Throughout these summer excursions, I’ve kept pondering on the realisation that we are living through a period of dramatic landscape change in the Alpine environment. I’ve been visiting the Alps regularly for just over 10 years now and even in such a short time, the evidence of change is stark. My memories from first trips to the Bernese Oberland in 2002 and Valais in 2005 were of great white walls towering in the sky. The Jungfrau, as seen from Interlaken, an incredible hulk of a mountain, gripped by extensive glaciation. Over the last three summers, looking up to the towering heights of la Meije or the great glacier basins of Tour, Argentière or the Vallée Blanche of the Mont Blanc massif, it has been a case of out with the white and in with the grey. All three years have experienced a similar climatic trend; mild winters with lean snowfall followed by record summer warmth and spells of temperatures in the mid-to high thirties at 1000 m. The climatic pulse has shifted, and the landscape is responding accordingly.

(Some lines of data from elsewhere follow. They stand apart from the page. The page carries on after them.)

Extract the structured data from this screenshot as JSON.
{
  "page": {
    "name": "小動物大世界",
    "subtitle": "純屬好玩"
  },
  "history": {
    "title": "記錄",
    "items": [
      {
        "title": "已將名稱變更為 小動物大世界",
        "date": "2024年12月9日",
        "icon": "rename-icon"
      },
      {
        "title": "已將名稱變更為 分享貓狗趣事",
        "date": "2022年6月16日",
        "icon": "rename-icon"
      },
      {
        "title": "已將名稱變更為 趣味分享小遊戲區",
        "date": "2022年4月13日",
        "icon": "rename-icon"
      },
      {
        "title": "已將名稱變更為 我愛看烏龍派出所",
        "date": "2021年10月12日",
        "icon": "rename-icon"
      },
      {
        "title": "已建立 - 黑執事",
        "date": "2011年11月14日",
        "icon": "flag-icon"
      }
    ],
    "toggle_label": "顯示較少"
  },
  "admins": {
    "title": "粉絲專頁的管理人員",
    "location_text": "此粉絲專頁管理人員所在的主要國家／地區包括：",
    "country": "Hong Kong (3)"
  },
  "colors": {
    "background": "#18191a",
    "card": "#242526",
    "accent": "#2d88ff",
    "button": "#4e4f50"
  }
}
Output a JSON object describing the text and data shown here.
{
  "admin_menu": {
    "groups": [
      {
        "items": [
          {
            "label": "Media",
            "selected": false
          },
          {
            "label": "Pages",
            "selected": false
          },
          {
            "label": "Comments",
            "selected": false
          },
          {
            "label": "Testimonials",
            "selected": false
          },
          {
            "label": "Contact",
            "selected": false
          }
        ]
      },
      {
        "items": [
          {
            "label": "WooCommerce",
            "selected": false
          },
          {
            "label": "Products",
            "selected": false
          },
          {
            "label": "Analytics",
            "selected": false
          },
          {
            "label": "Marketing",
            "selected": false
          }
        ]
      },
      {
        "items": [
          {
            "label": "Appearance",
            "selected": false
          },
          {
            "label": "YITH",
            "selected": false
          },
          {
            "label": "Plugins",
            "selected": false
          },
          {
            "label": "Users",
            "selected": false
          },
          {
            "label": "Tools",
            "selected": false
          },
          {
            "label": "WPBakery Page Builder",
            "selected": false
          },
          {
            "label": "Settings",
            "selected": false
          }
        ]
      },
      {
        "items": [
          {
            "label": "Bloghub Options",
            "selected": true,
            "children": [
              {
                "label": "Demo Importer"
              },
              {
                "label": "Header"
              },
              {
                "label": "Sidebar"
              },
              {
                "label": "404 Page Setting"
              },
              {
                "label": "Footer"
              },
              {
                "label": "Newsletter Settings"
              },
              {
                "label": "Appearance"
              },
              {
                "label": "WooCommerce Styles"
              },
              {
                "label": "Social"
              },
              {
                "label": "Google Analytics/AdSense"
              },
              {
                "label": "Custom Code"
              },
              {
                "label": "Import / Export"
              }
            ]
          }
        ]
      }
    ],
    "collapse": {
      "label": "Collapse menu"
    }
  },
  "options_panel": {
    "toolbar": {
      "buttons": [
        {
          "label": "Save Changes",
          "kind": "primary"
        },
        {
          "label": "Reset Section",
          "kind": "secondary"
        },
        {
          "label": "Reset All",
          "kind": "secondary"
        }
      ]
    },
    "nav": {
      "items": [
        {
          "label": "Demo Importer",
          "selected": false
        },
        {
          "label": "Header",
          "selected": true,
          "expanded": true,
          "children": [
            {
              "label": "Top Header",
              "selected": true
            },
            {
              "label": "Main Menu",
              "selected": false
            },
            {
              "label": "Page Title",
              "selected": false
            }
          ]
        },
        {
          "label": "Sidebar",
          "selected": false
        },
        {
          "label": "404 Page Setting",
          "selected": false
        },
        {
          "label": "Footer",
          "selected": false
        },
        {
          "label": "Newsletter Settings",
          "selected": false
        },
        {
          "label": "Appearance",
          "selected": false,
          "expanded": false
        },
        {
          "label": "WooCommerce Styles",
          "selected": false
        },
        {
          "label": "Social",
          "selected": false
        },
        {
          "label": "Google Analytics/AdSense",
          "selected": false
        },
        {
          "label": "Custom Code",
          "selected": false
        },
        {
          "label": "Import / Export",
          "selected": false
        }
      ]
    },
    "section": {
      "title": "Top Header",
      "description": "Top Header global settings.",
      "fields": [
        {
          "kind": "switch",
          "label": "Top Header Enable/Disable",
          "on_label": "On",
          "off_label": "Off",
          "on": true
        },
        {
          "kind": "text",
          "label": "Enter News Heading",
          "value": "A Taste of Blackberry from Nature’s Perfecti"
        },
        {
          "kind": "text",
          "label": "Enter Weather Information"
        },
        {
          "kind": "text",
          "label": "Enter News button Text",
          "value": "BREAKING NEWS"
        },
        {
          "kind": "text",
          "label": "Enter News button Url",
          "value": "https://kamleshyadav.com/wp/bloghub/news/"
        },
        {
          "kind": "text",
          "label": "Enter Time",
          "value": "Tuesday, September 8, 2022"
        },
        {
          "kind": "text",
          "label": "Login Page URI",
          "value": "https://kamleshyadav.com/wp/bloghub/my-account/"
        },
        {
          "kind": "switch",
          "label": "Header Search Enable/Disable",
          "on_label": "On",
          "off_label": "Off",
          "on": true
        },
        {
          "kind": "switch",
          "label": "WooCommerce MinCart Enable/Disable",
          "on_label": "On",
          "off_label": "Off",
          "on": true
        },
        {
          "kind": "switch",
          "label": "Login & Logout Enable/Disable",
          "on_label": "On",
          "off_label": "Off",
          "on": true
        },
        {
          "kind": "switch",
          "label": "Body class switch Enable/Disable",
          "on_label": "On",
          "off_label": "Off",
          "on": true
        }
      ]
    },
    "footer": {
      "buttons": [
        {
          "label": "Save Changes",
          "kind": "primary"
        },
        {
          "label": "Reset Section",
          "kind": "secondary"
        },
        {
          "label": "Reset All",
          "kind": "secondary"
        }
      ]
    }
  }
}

The mountains, whilst youthful in geological terms, are experiencing perhaps one of the most rapid transitions in their appearance as their pristine white façades are stripped back, exposing fresh, unweathered bedrock slabs, vast swathes of pulverised rock flour and stacks of unstable boulders and scree. Recently active terminal and lateral moraines several hundred metres away from the present-day ice, identify the speed and extent of glacial retreat. Topographical maps printed in the early 2000’s are already well-behind the times in terms of displaying the 2017 summer-minimum of snow and ice cover. Landscape change on the scale of which is currently being observed in the Alps was always something that I considered to be outside the timeframe of a single human lifetime. All readily available in the textbook, but rarely observed in the field. Subtle change was always inevitable, but transformational change was the preserve of the geological time units of the epoch, period or even era. In the UK mountains, we’re surrounded by the products of former but long ceased geomorphological processes; end moraines, cirques, scree slopes, arêtes, lakes and drumlins. However the relative stability of rock deposits, lichen, moss and grass cover gives a sense of long-preserved relics of a former, more active landscape locked in time by present-day stability.
In the Alpine environment, deglaciation is happening within our lifetime. By 2050, it seems likely that the majority of terrain below 4000 m will be clear of snow and ice during the summer, and the idea of deep Alpine valleys loaded with winter snow will be something of a nostalgic memory. And what can be done to stop this? Probably very little; the background climatic forcing coupled with a reduction in surface snow & ice cover is a recipe for a positive feedback loop; snow and ice loss becomes more and more rapid until it dissapears altogether or there is a major shift back to a cooler climate. For the white stuff to return in abundance it will take, either in isolation or some complex combination, a return of Earth’s atmospheric CO2 to pre-industrial levels, a supervolcano such as Yellowstone or a meteorite strike throwing millions of tonnes of ash into the upper atmosphere reducing solar input or indeed a reduction in solar radiation either directly itself or as a result of the orbital cycles.
The Alps are dynamic, active Earth. Continually pushed skyward by the tectonic forces of the Mediterranean region but worn down by erosive forces at an equal rate. They’re certainly a living landscapes in all senses of the phrase. As the most populous mountain environment on Earth, they’re also a fascinating place from the perspective of human-landscape interactions. How will the people of the Alps adapt to the climatically-forced landscape changes? Over the next 25 years, we’re sure to find out.